§ **Task to carry out**
Retype the records below exactly as they appear.

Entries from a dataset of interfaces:
▼
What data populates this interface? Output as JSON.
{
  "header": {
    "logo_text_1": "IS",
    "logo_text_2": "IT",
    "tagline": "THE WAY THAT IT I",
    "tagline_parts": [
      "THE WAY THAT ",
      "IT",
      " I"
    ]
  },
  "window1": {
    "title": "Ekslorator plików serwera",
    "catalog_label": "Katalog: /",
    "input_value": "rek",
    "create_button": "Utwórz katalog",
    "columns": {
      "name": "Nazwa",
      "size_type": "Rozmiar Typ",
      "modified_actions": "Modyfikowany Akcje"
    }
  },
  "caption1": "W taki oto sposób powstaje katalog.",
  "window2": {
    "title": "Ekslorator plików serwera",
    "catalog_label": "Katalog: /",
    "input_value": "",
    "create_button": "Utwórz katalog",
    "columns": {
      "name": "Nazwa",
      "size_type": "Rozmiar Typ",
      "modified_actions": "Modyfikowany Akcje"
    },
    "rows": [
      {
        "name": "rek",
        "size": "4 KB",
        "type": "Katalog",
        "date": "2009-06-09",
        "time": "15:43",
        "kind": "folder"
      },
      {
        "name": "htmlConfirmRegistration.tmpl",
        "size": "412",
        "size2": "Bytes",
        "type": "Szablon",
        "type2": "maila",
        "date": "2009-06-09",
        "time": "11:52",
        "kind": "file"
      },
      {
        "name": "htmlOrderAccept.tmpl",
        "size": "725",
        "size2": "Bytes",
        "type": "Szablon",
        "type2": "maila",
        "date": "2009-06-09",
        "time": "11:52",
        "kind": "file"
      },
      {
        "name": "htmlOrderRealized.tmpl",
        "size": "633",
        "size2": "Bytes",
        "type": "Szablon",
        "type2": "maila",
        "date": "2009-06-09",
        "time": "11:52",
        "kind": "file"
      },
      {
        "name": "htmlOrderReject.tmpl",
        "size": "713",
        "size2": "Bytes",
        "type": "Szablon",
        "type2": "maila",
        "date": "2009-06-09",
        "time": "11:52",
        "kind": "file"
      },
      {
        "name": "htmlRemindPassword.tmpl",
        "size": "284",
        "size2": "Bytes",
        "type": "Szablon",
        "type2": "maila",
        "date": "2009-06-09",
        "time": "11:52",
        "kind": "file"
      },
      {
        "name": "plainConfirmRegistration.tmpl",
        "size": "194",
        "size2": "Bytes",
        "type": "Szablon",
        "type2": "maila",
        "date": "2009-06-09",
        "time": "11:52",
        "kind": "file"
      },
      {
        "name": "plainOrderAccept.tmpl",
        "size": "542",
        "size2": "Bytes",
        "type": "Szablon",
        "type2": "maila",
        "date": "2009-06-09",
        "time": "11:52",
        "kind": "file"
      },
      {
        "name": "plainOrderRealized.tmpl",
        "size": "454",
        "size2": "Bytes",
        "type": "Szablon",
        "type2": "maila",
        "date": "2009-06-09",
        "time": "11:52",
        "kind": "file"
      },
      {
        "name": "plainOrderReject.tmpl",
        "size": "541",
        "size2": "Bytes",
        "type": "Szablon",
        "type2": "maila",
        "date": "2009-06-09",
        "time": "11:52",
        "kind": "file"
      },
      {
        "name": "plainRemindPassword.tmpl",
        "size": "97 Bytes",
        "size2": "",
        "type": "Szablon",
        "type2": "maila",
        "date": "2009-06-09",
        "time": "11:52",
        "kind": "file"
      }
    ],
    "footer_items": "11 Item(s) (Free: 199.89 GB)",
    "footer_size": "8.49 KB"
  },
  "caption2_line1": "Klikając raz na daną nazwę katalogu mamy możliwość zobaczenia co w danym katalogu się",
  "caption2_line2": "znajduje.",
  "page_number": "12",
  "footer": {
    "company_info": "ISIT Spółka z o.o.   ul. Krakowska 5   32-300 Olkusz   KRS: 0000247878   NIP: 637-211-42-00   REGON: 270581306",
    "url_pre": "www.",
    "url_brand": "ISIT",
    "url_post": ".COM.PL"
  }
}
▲
§ **Solution below**
What data populates this interface? Output as JSON.
{
  "header": {
    "logo_text_1": "IS",
    "logo_text_2": "IT",
    "tagline": "THE WAY THAT IT I",
    "tagline_parts": [
      "THE WAY THAT ",
      "IT",
      " I"
    ]
  },
  "window1": {
    "title": "Ekslorator plików serwera",
    "catalog_label": "Katalog: /",
    "input_value": "rek",
    "create_button": "Utwórz katalog",
    "columns": {
      "name": "Nazwa",
      "size_type": "Rozmiar Typ",
      "modified_actions": "Modyfikowany Akcje"
    }
  },
  "caption1": "W taki oto sposób powstaje katalog.",
  "window2": {
    "title": "Ekslorator plików serwera",
    "catalog_label": "Katalog: /",
    "input_value": "",
    "create_button": "Utwórz katalog",
    "columns": {
      "name": "Nazwa",
      "size_type": "Rozmiar Typ",
      "modified_actions": "Modyfikowany Akcje"
    },
    "rows": [
      {
        "name": "rek",
        "size": "4 KB",
        "type": "Katalog",
        "date": "2009-06-09",
        "time": "15:43",
        "kind": "folder"
      },
      {
        "name": "htmlConfirmRegistration.tmpl",
        "size": "412",
        "size2": "Bytes",
        "type": "Szablon",
        "type2": "maila",
        "date": "2009-06-09",
        "time": "11:52",
        "kind": "file"
      },
      {
        "name": "htmlOrderAccept.tmpl",
        "size": "725",
        "size2": "Bytes",
        "type": "Szablon",
        "type2": "maila",
        "date": "2009-06-09",
        "time": "11:52",
        "kind": "file"
      },
      {
        "name": "htmlOrderRealized.tmpl",
        "size": "633",
        "size2": "Bytes",
        "type": "Szablon",
        "type2": "maila",
        "date": "2009-06-09",
        "time": "11:52",
        "kind": "file"
      },
      {
        "name": "htmlOrderReject.tmpl",
        "size": "713",
        "size2": "Bytes",
        "type": "Szablon",
        "type2": "maila",
        "date": "2009-06-09",
        "time": "11:52",
        "kind": "file"
      },
      {
        "name": "htmlRemindPassword.tmpl",
        "size": "284",
        "size2": "Bytes",
        "type": "Szablon",
        "type2": "maila",
        "date": "2009-06-09",
        "time": "11:52",
        "kind": "file"
      },
      {
        "name": "plainConfirmRegistration.tmpl",
        "size": "194",
        "size2": "Bytes",
        "type": "Szablon",
        "type2": "maila",
        "date": "2009-06-09",
        "time": "11:52",
        "kind": "file"
      },
      {
        "name": "plainOrderAccept.tmpl",
        "size": "542",
        "size2": "Bytes",
        "type": "Szablon",
        "type2": "maila",
        "date": "2009-06-09",
        "time": "11:52",
        "kind": "file"
      },
      {
        "name": "plainOrderRealized.tmpl",
        "size": "454",
        "size2": "Bytes",
        "type": "Szablon",
        "type2": "maila",
        "date": "2009-06-09",
        "time": "11:52",
        "kind": "file"
      },
      {
        "name": "plainOrderReject.tmpl",
        "size": "541",
        "size2": "Bytes",
        "type": "Szablon",
        "type2": "maila",
        "date": "2009-06-09",
        "time": "11:52",
        "kind": "file"
      },
      {
        "name": "plainRemindPassword.tmpl",
        "size": "97 Bytes",
        "size2": "",
        "type": "Szablon",
        "type2": "maila",
        "date": "2009-06-09",
        "time": "11:52",
        "kind": "file"
      }
    ],
    "footer_items": "11 Item(s) (Free: 199.89 GB)",
    "footer_size": "8.49 KB"
  },
  "caption2_line1": "Klikając raz na daną nazwę katalogu mamy możliwość zobaczenia co w danym katalogu się",
  "caption2_line2": "znajduje.",
  "page_number": "12",
  "footer": {
    "company_info": "ISIT Spółka z o.o.   ul. Krakowska 5   32-300 Olkusz   KRS: 0000247878   NIP: 637-211-42-00   REGON: 270581306",
    "url_pre": "www.",
    "url_brand": "ISIT",
    "url_post": ".COM.PL"
  }
}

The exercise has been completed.